═════ Extracted information
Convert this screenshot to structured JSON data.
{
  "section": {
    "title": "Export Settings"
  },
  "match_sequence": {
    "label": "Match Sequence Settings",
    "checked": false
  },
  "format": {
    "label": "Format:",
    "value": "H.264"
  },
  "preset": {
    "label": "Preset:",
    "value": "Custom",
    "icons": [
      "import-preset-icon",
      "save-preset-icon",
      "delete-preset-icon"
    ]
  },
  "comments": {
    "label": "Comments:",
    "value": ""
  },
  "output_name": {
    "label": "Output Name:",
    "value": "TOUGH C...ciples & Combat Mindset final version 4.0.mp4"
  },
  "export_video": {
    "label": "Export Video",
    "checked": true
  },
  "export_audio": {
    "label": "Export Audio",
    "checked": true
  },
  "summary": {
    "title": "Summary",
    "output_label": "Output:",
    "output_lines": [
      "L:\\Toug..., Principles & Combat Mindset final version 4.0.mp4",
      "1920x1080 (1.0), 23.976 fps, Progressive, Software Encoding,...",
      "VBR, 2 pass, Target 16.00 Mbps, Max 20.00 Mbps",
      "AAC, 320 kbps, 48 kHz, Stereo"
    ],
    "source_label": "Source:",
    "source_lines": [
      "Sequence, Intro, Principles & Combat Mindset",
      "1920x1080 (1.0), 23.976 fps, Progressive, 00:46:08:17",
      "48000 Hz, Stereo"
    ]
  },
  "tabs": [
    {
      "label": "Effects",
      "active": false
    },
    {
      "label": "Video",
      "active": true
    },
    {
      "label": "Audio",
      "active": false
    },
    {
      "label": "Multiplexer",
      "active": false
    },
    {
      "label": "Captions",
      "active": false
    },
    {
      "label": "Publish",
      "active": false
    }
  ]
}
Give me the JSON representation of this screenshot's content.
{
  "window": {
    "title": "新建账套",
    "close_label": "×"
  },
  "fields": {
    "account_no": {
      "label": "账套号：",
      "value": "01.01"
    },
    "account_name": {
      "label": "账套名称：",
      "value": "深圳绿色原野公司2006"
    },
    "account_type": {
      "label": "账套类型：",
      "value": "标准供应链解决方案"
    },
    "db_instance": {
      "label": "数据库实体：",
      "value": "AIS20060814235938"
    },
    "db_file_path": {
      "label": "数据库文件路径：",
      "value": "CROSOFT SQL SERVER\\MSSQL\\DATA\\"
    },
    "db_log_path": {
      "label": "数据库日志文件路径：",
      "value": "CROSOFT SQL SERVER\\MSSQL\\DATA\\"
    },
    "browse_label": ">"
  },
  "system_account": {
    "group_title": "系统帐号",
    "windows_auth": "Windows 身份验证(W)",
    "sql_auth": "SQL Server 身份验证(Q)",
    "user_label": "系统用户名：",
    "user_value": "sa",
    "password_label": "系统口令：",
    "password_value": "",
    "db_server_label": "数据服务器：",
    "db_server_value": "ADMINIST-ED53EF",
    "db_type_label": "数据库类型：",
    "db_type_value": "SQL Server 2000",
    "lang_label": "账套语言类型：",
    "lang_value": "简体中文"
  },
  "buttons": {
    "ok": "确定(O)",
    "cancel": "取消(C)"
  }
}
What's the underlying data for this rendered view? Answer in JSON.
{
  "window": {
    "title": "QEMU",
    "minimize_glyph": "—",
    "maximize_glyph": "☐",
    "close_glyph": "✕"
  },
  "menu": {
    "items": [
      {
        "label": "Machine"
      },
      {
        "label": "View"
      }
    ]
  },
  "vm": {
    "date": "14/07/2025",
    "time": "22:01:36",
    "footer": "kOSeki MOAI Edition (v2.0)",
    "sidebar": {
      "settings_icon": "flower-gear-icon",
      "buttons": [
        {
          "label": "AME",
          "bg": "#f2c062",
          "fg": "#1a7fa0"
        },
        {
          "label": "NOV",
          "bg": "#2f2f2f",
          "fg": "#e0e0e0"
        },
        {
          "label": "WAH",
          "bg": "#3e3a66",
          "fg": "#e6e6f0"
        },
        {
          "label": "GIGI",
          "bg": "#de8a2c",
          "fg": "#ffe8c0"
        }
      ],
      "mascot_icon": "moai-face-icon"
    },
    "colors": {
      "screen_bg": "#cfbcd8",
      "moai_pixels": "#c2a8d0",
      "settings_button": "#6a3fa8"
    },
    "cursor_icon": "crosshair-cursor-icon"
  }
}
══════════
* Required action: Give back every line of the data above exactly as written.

* Task response:
Convert this screenshot to structured JSON data.
{
  "section": {
    "title": "Export Settings"
  },
  "match_sequence": {
    "label": "Match Sequence Settings",
    "checked": false
  },
  "format": {
    "label": "Format:",
    "value": "H.264"
  },
  "preset": {
    "label": "Preset:",
    "value": "Custom",
    "icons": [
      "import-preset-icon",
      "save-preset-icon",
      "delete-preset-icon"
    ]
  },
  "comments": {
    "label": "Comments:",
    "value": ""
  },
  "output_name": {
    "label": "Output Name:",
    "value": "TOUGH C...ciples & Combat Mindset final version 4.0.mp4"
  },
  "export_video": {
    "label": "Export Video",
    "checked": true
  },
  "export_audio": {
    "label": "Export Audio",
    "checked": true
  },
  "summary": {
    "title": "Summary",
    "output_label": "Output:",
    "output_lines": [
      "L:\\Toug..., Principles & Combat Mindset final version 4.0.mp4",
      "1920x1080 (1.0), 23.976 fps, Progressive, Software Encoding,...",
      "VBR, 2 pass, Target 16.00 Mbps, Max 20.00 Mbps",
      "AAC, 320 kbps, 48 kHz, Stereo"
    ],
    "source_label": "Source:",
    "source_lines": [
      "Sequence, Intro, Principles & Combat Mindset",
      "1920x1080 (1.0), 23.976 fps, Progressive, 00:46:08:17",
      "48000 Hz, Stereo"
    ]
  },
  "tabs": [
    {
      "label": "Effects",
      "active": false
    },
    {
      "label": "Video",
      "active": true
    },
    {
      "label": "Audio",
      "active": false
    },
    {
      "label": "Multiplexer",
      "active": false
    },
    {
      "label": "Captions",
      "active": false
    },
    {
      "label": "Publish",
      "active": false
    }
  ]
}
Give me the JSON representation of this screenshot's content.
{
  "window": {
    "title": "新建账套",
    "close_label": "×"
  },
  "fields": {
    "account_no": {
      "label": "账套号：",
      "value": "01.01"
    },
    "account_name": {
      "label": "账套名称：",
      "value": "深圳绿色原野公司2006"
    },
    "account_type": {
      "label": "账套类型：",
      "value": "标准供应链解决方案"
    },
    "db_instance": {
      "label": "数据库实体：",
      "value": "AIS20060814235938"
    },
    "db_file_path": {
      "label": "数据库文件路径：",
      "value": "CROSOFT SQL SERVER\\MSSQL\\DATA\\"
    },
    "db_log_path": {
      "label": "数据库日志文件路径：",
      "value": "CROSOFT SQL SERVER\\MSSQL\\DATA\\"
    },
    "browse_label": ">"
  },
  "system_account": {
    "group_title": "系统帐号",
    "windows_auth": "Windows 身份验证(W)",
    "sql_auth": "SQL Server 身份验证(Q)",
    "user_label": "系统用户名：",
    "user_value": "sa",
    "password_label": "系统口令：",
    "password_value": "",
    "db_server_label": "数据服务器：",
    "db_server_value": "ADMINIST-ED53EF",
    "db_type_label": "数据库类型：",
    "db_type_value": "SQL Server 2000",
    "lang_label": "账套语言类型：",
    "lang_value": "简体中文"
  },
  "buttons": {
    "ok": "确定(O)",
    "cancel": "取消(C)"
  }
}
What's the underlying data for this rendered view? Answer in JSON.
{
  "window": {
    "title": "QEMU",
    "minimize_glyph": "—",
    "maximize_glyph": "☐",
    "close_glyph": "✕"
  },
  "menu": {
    "items": [
      {
        "label": "Machine"
      },
      {
        "label": "View"
      }
    ]
  },
  "vm": {
    "date": "14/07/2025",
    "time": "22:01:36",
    "footer": "kOSeki MOAI Edition (v2.0)",
    "sidebar": {
      "settings_icon": "flower-gear-icon",
      "buttons": [
        {
          "label": "AME",
          "bg": "#f2c062",
          "fg": "#1a7fa0"
        },
        {
          "label": "NOV",
          "bg": "#2f2f2f",
          "fg": "#e0e0e0"
        },
        {
          "label": "WAH",
          "bg": "#3e3a66",
          "fg": "#e6e6f0"
        },
        {
          "label": "GIGI",
          "bg": "#de8a2c",
          "fg": "#ffe8c0"
        }
      ],
      "mascot_icon": "moai-face-icon"
    },
    "colors": {
      "screen_bg": "#cfbcd8",
      "moai_pixels": "#c2a8d0",
      "settings_button": "#6a3fa8"
    },
    "cursor_icon": "crosshair-cursor-icon"
  }
}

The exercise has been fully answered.